- Leaky Rain Gutters
As your home’s gutters age, they can develop cracks and gaps, especially around joints and downspout junctions. Butyl rubber caulk, a strong waterproof sealant, can be used to seal joints in those damaged gutters. Dab a little onto the cracks to keep your gutters leak-free—and keep rainwater flowing out and away from your home.
- Gaps in Molding
Painter’s caulk (or decorator’s caulk) is used, as its name suggests, just before decorating and painting. It’s the right choice for sealing crown molding, chair rails, and baseboards because it’s flexible and hides gaps between the wall and the finishes.
- Holes in Vinyl Siding
Whether you’re repairing a small hole or a sizable tear in your home’s vinyl siding, siding caulk can help. Simply choose a shade of exterior caulk that matches the hue of your exterior (even black caulk is available), and use a small dab to seal minor punctures, like nail holes. Cover larger holes or tears by applying caulk to the back of a scrap piece of siding, and covering the hole with the scrap piece.
- Crumbs and Mildew in Kitchen Crevices
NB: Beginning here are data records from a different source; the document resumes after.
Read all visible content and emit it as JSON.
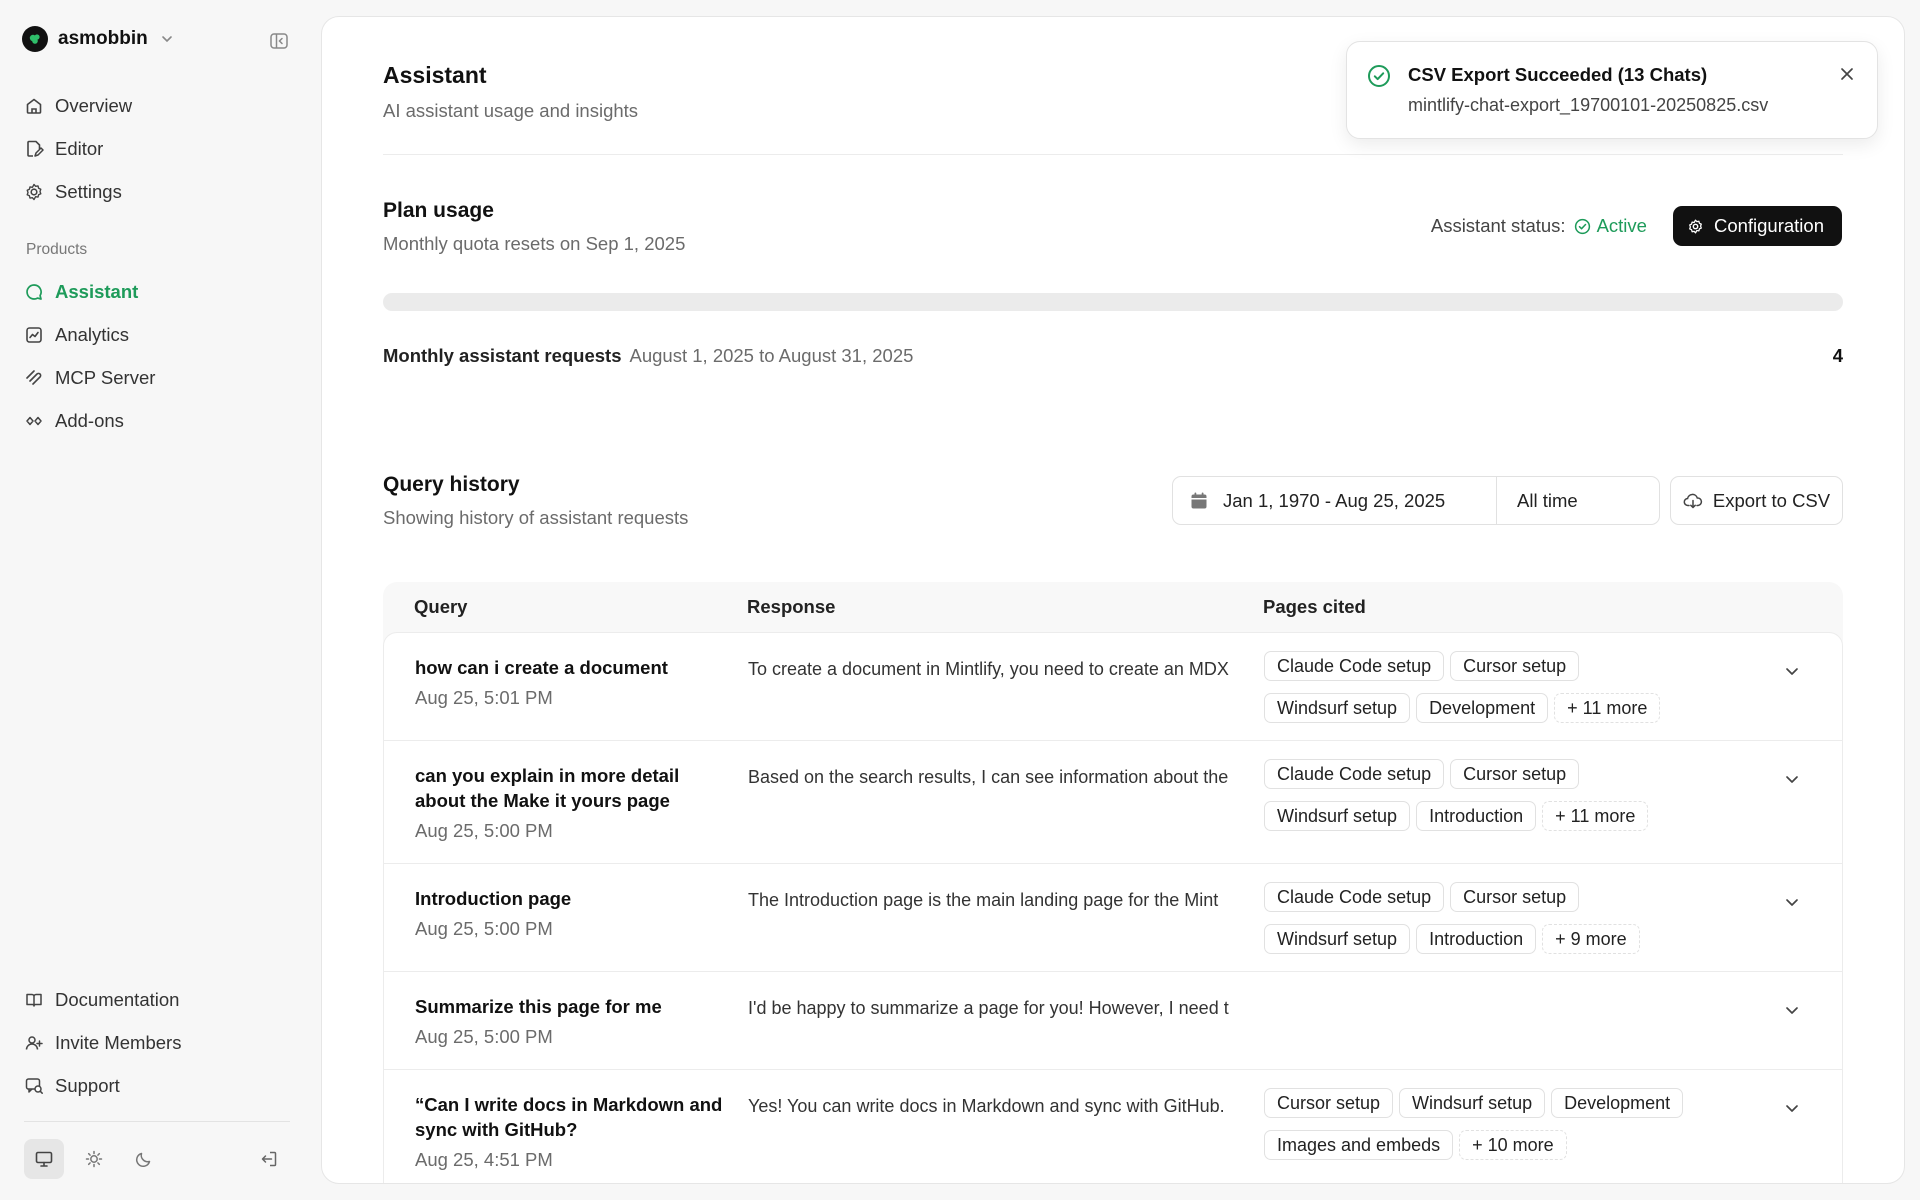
{
  "sidebar": {
    "org_name": "asmobbin",
    "nav": [
      {
        "label": "Overview",
        "icon": "home-icon"
      },
      {
        "label": "Editor",
        "icon": "editor-icon"
      },
      {
        "label": "Settings",
        "icon": "gear-icon"
      }
    ],
    "section_label": "Products",
    "products": [
      {
        "label": "Assistant",
        "icon": "chat-icon",
        "active": true
      },
      {
        "label": "Analytics",
        "icon": "chart-icon"
      },
      {
        "label": "MCP Server",
        "icon": "mcp-icon"
      },
      {
        "label": "Add-ons",
        "icon": "addons-icon"
      }
    ],
    "footer": [
      {
        "label": "Documentation",
        "icon": "book-icon"
      },
      {
        "label": "Invite Members",
        "icon": "users-icon"
      },
      {
        "label": "Support",
        "icon": "support-icon"
      }
    ]
  },
  "header": {
    "title": "Assistant",
    "subtitle": "AI assistant usage and insights"
  },
  "plan": {
    "title": "Plan usage",
    "subtitle": "Monthly quota resets on Sep 1, 2025",
    "status_label": "Assistant status:",
    "status_value": "Active",
    "config_label": "Configuration",
    "progress_percent": 0,
    "requests_label": "Monthly assistant requests",
    "requests_range": "August 1, 2025 to August 31, 2025",
    "requests_count": "4"
  },
  "history": {
    "title": "Query history",
    "subtitle": "Showing history of assistant requests",
    "date_range": "Jan 1, 1970 - Aug 25, 2025",
    "period": "All time",
    "export_label": "Export to CSV",
    "columns": [
      "Query",
      "Response",
      "Pages cited"
    ],
    "rows": [
      {
        "query": "how can i create a document",
        "date": "Aug 25, 5:01 PM",
        "response": "To create a document in Mintlify, you need to create an MDX",
        "pages": [
          "Claude Code setup",
          "Cursor setup",
          "Windsurf setup",
          "Development"
        ],
        "more": "+ 11 more"
      },
      {
        "query": "can you explain in more detail about the Make it yours page",
        "date": "Aug 25, 5:00 PM",
        "response": "Based on the search results, I can see information about the",
        "pages": [
          "Claude Code setup",
          "Cursor setup",
          "Windsurf setup",
          "Introduction"
        ],
        "more": "+ 11 more"
      },
      {
        "query": "Introduction page",
        "date": "Aug 25, 5:00 PM",
        "response": "The Introduction page is the main landing page for the Mint",
        "pages": [
          "Claude Code setup",
          "Cursor setup",
          "Windsurf setup",
          "Introduction"
        ],
        "more": "+ 9 more"
      },
      {
        "query": "Summarize this page for me",
        "date": "Aug 25, 5:00 PM",
        "response": "I'd be happy to summarize a page for you! However, I need t",
        "pages": [],
        "more": ""
      },
      {
        "query": "“Can I write docs in Markdown and sync with GitHub?",
        "date": "Aug 25, 4:51 PM",
        "response": "Yes! You can write docs in Markdown and sync with GitHub.",
        "pages": [
          "Cursor setup",
          "Windsurf setup",
          "Development",
          "Images and embeds"
        ],
        "more": "+ 10 more"
      }
    ]
  },
  "toast": {
    "title": "CSV Export Succeeded (13 Chats)",
    "filename": "mintlify-chat-export_19700101-20250825.csv"
  },
  "colors": {
    "accent": "#1e9b5a",
    "button_dark": "#111111"
  }
}
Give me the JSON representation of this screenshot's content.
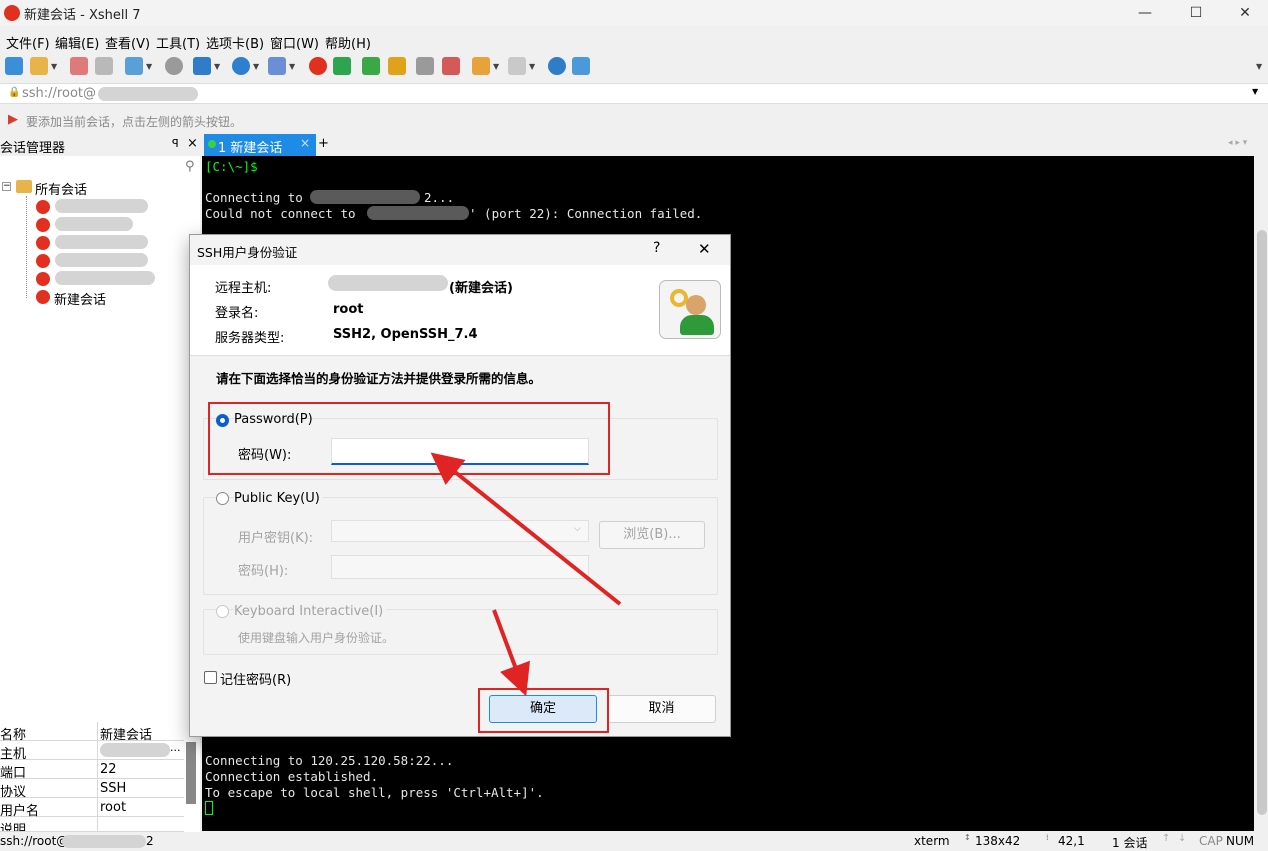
{
  "window": {
    "title": "新建会话 - Xshell 7",
    "minimize": "—",
    "maximize": "☐",
    "close": "✕"
  },
  "menu": [
    "文件(F)",
    "编辑(E)",
    "查看(V)",
    "工具(T)",
    "选项卡(B)",
    "窗口(W)",
    "帮助(H)"
  ],
  "address_bar": {
    "value": "ssh://root@"
  },
  "hint_bar": {
    "text": "要添加当前会话，点击左侧的箭头按钮。"
  },
  "session_manager": {
    "title": "会话管理器",
    "pin": "ꟼ",
    "close": "×",
    "root": "所有会话",
    "new_session": "新建会话"
  },
  "tab": {
    "label": "1 新建会话",
    "close": "×",
    "add": "+"
  },
  "terminal": {
    "prompt": "[C:\\~]$",
    "line1_a": "Connecting to",
    "line1_b": "2...",
    "line2_a": "Could not connect to",
    "line2_b": "' (port 22): Connection failed.",
    "line3": "Connecting to 120.25.120.58:22...",
    "line4": "Connection established.",
    "line5": "To escape to local shell, press 'Ctrl+Alt+]'."
  },
  "properties": [
    {
      "key": "名称",
      "value": "新建会话"
    },
    {
      "key": "主机",
      "value": "..."
    },
    {
      "key": "端口",
      "value": "22"
    },
    {
      "key": "协议",
      "value": "SSH"
    },
    {
      "key": "用户名",
      "value": "root"
    },
    {
      "key": "说明",
      "value": ""
    }
  ],
  "status": {
    "left_a": "ssh://root@",
    "left_b": "2",
    "term": "xterm",
    "size": "138x42",
    "pos": "42,1",
    "sessions": "1 会话",
    "caps": "CAP",
    "num": "NUM"
  },
  "dialog": {
    "title": "SSH用户身份验证",
    "help": "?",
    "close": "✕",
    "remote_host_label": "远程主机:",
    "remote_host_suffix": "(新建会话)",
    "login_label": "登录名:",
    "login_value": "root",
    "server_type_label": "服务器类型:",
    "server_type_value": "SSH2, OpenSSH_7.4",
    "instruction": "请在下面选择恰当的身份验证方法并提供登录所需的信息。",
    "password_method": "Password(P)",
    "password_label": "密码(W):",
    "password_value": "",
    "pubkey_method": "Public Key(U)",
    "user_key_label": "用户密钥(K):",
    "browse": "浏览(B)...",
    "passphrase_label": "密码(H):",
    "keyboard_method": "Keyboard Interactive(I)",
    "keyboard_desc": "使用键盘输入用户身份验证。",
    "remember": "记住密码(R)",
    "ok": "确定",
    "cancel": "取消"
  },
  "colors": {
    "accent": "#1e8ce6",
    "annotation": "#e02424",
    "terminal_bg": "#000000",
    "prompt": "#00ff00"
  }
}
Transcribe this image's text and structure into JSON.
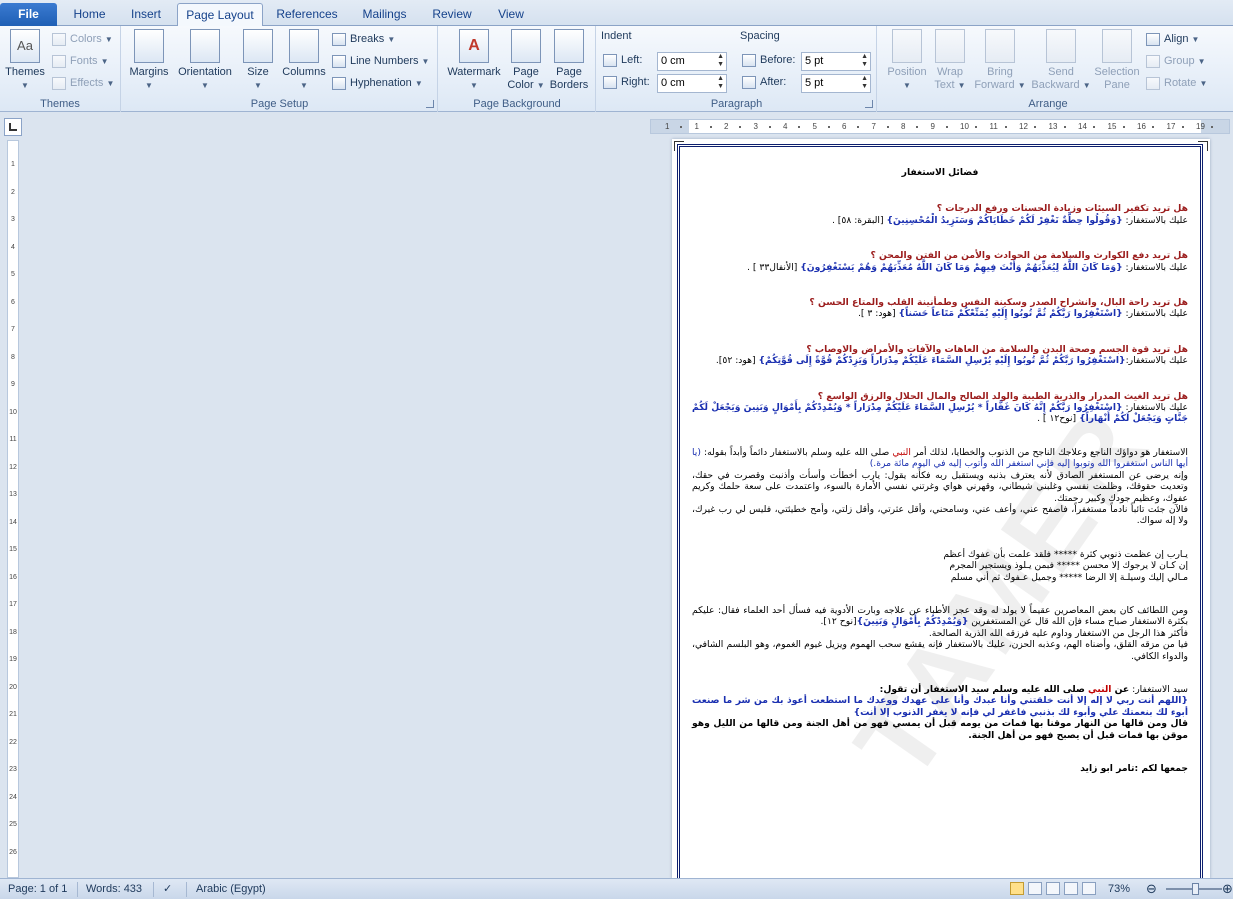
{
  "tabs": [
    "File",
    "Home",
    "Insert",
    "Page Layout",
    "References",
    "Mailings",
    "Review",
    "View"
  ],
  "active_tab": "Page Layout",
  "ribbon": {
    "themes": {
      "label": "Themes",
      "themes_btn": "Themes",
      "colors": "Colors",
      "fonts": "Fonts",
      "effects": "Effects"
    },
    "page_setup": {
      "label": "Page Setup",
      "margins": "Margins",
      "orientation": "Orientation",
      "size": "Size",
      "columns": "Columns",
      "breaks": "Breaks",
      "line_numbers": "Line Numbers",
      "hyphenation": "Hyphenation"
    },
    "page_background": {
      "label": "Page Background",
      "watermark": "Watermark",
      "page_color_1": "Page",
      "page_color_2": "Color",
      "page_borders_1": "Page",
      "page_borders_2": "Borders"
    },
    "paragraph": {
      "label": "Paragraph",
      "indent": "Indent",
      "left": "Left:",
      "right": "Right:",
      "left_val": "0 cm",
      "right_val": "0 cm",
      "spacing": "Spacing",
      "before": "Before:",
      "after": "After:",
      "before_val": "5 pt",
      "after_val": "5 pt"
    },
    "arrange": {
      "label": "Arrange",
      "position": "Position",
      "wrap_1": "Wrap",
      "wrap_2": "Text",
      "bring_1": "Bring",
      "bring_2": "Forward",
      "send_1": "Send",
      "send_2": "Backward",
      "selection_1": "Selection",
      "selection_2": "Pane",
      "align": "Align",
      "group": "Group",
      "rotate": "Rotate"
    }
  },
  "ruler": {
    "horizontal": [
      "1",
      "1",
      "2",
      "3",
      "4",
      "5",
      "6",
      "7",
      "8",
      "9",
      "10",
      "11",
      "12",
      "13",
      "14",
      "15",
      "16",
      "17",
      "19"
    ],
    "vertical": [
      "1",
      "2",
      "3",
      "4",
      "5",
      "6",
      "7",
      "8",
      "9",
      "10",
      "11",
      "12",
      "13",
      "14",
      "15",
      "16",
      "17",
      "18",
      "19",
      "20",
      "21",
      "22",
      "23",
      "24",
      "25",
      "26"
    ]
  },
  "document": {
    "title": "فضائل الاستغفار",
    "sections": [
      {
        "q": "هل تريد تكفير السيئات وزيادة الحسنات ورفع الدرجات ؟",
        "pre": "عليك بالاستغفار: ",
        "ayah": "{وَقُولُوا حِطَّةٌ نَغْفِرْ لَكُمْ خَطَايَاكُمْ وَسَنَزِيدُ الْمُحْسِنِينَ}",
        "ref": " [البقرة: ٥٨] ."
      },
      {
        "q": "هل تريد دفع الكوارث والسلامة من الحوادث والأمن من الفتن والمحن ؟",
        "pre": "عليك بالاستغفار: ",
        "ayah": "{وَمَا كَانَ اللَّهُ لِيُعَذِّبَهُمْ وَأَنْتَ فِيهِمْ وَمَا كَانَ اللَّهُ مُعَذِّبَهُمْ وَهُمْ يَسْتَغْفِرُونَ}",
        "ref": " [الأنفال٣٣ ] ."
      },
      {
        "q": "هل تريد راحة البال، وانشراح الصدر وسكينة النفس وطمأنينة القلب والمتاع الحسن ؟",
        "pre": "عليك بالاستغفار: ",
        "ayah": "{اسْتَغْفِرُوا رَبَّكُمْ ثُمَّ تُوبُوا إِلَيْهِ يُمَتِّعْكُمْ مَتَاعاً حَسَناً}",
        "ref": " [هود: ٣ ]."
      },
      {
        "q": "هل تريد قوة الجسم وصحة البدن والسلامة من العاهات والآفات والأمراض والاوصاب ؟",
        "pre": "عليك بالاستغفار:",
        "ayah": "{اسْتَغْفِرُوا رَبَّكُمْ ثُمَّ تُوبُوا إِلَيْهِ يُرْسِلِ السَّمَاءَ عَلَيْكُمْ مِدْرَاراً وَيَزِدْكُمْ قُوَّةً إِلَى قُوَّتِكُمْ}",
        "ref": " [هود: ٥٢]."
      },
      {
        "q": "هل تريد الغيث المدرار والذرية الطيبة والولد الصالح والمال الحلال والرزق الواسع ؟",
        "pre": "عليك بالاستغفار: ",
        "ayah": "{اسْتَغْفِرُوا رَبَّكُمْ إِنَّهُ كَانَ غَفَّاراً * يُرْسِلِ السَّمَاءَ عَلَيْكُمْ مِدْرَاراً * وَيُمْدِدْكُمْ بِأَمْوَالٍ وَبَنِينَ وَيَجْعَلْ لَكُمْ جَنَّاتٍ وَيَجْعَلْ لَكُمْ أَنْهَاراً}",
        "ref": " [نوح١٢ ] ."
      }
    ],
    "para1_a": "الاستغفار هو دواؤك الناجع وعلاجك الناجح من الذنوب والخطايا، لذلك أمر ",
    "nabi": "النبي",
    "para1_b": " صلى الله عليه وسلم بالاستغفار دائماً وأبداً بقوله: ",
    "para1_quote": "(يا أيها الناس استغفروا الله وتوبوا إليه فإني استغفر الله وأتوب إليه في اليوم مائة مرة.)",
    "para1_c": "وإنه يرضى عن المستغفر الصادق لأنه يعترف بذنبه ويستقبل ربه فكأنه يقول: يارب أخطأت وأسأت وأذنبت وقصرت في حقك، وتعديت حقوقك، وظلمت نفسي وغلبني شيطاني، وقهرني هواي وغرتني نفسي الأمارة بالسوء، واعتمدت على سعة حلمك وكريم عفوك، وعظيم جودك وكبير رحمتك.",
    "para1_d": "فالآن جئت تائباً نادماً مستغفراً، فاصفح عني، وأعف عني، وسامحني، وأقل عثرتي، وأقل زلتي، وأمح خطيئتي، فليس لي رب غيرك، ولا إله سواك.",
    "poem": [
      "يـارب إن عظمت ذنوبي كثرة ***** فلقد علمت بأن عفوك أعظم",
      "إن كـان لا يرجوك إلا محسن ***** فبمن يـلوذ ويستجير المجرم",
      "مـالي إليك وسيلـة إلا الرضا ***** وجميل عـفوك ثم أني مسلم"
    ],
    "para2_a": "ومن اللطائف كان بعض المعاصرين عقيماً لا يولد له وقد عجز الأطباء عن علاجه وبارت الأدوية فيه فسأل أحد العلماء فقال: عليكم بكثرة الاستغفار صباح مساء فإن الله قال عن المستغفرين ",
    "para2_ayah": "{وَيُمْدِدْكُمْ بِأَمْوَالٍ وَبَنِينَ}",
    "para2_b": "[نوح ١٢].",
    "para2_c": "فأكثر هذا الرجل من الاستغفار وداوم عليه فرزقه الله الذرية الصالحة.",
    "para2_d": "فيا من مزقه القلق، وأضناه الهم، وعذبه الحزن، عليك بالاستغفار فإنه يقشع سحب الهموم ويزيل غيوم الغموم، وهو البلسم الشافي، والدواء الكافي.",
    "sayyid_a": "سيد الاستغفار: ",
    "sayyid_b": "عن ",
    "sayyid_c": " صلى الله عليه وسلم سيد الاستغفار أن تقول:",
    "dua": "{اللهم أنت ربي لا إله إلا أنت خلقتني وأنا عبدك وأنا على عهدك ووعدك ما استطعت أعوذ بك من شر ما صنعت أبوء لك بنعمتك علي وأبوء لك بذنبي فاغفر لي فإنه لا يغفر الذنوب إلا أنت}",
    "dua_after": "قال ومن قالها من النهار موقنا بها فمات من يومه قبل أن يمسي فهو من أهل الجنة ومن قالها من الليل وهو موقن بها فمات قبل أن يصبح فهو من أهل الجنة.",
    "signature": "جمعها لكم :تامر ابو زايد"
  },
  "status": {
    "page": "Page: 1 of 1",
    "words": "Words: 433",
    "language": "Arabic (Egypt)",
    "zoom": "73%",
    "zoom_value": 73
  }
}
Caulking between a countertop and a tile backsplash in the kitchen doesn’t just give your work space a “finished” look. It keeps crumbs, food items, and worse yet, water, from getting behind your countertop and cabinets. Silicone caulk, which is moisture and mildew resistant, is the best caulk for the job. While you have your caulk gun out, make sure there’s a sturdy seal between your countertop and kitchen sink, too!
- Scratches on Floors
When you don’t have any fluffy furniture pads on hand to stick under flower pots and other decorative items, caulk can help. Turn your pots on their sides and apply a few dabs of silicone caulk to the bottoms of the pots. Allow the caulk to dry so the pots won’t stick to your floors. When they’re set, the silicone pads should keep the pot from scratching your hardwood.
- Cracks in the Driveway
One of the easiest ways to keep your asphalt or concrete driveway in good condition is to attend to cracks as soon as you notice them. The longer you wait, the better the chance that moisture will seep into the cracks, and make an even more fractured-looking mess of your driveway. Load your caulk gun with a quality, water-resistant asphalt crack sealant. Acrylic formulas are flexible and should fit into just about any crack or cranny.
In conclusion, caulk is a versatile and indispensable tool for addressing a wide range of household issues, from sealing gaps and cracks to preventing drafts and water damage. Whether you’re tackling outdoor maintenance or indoor decorating, the right type of caulk can make your projects more efficient and effective.
image source : istockphoto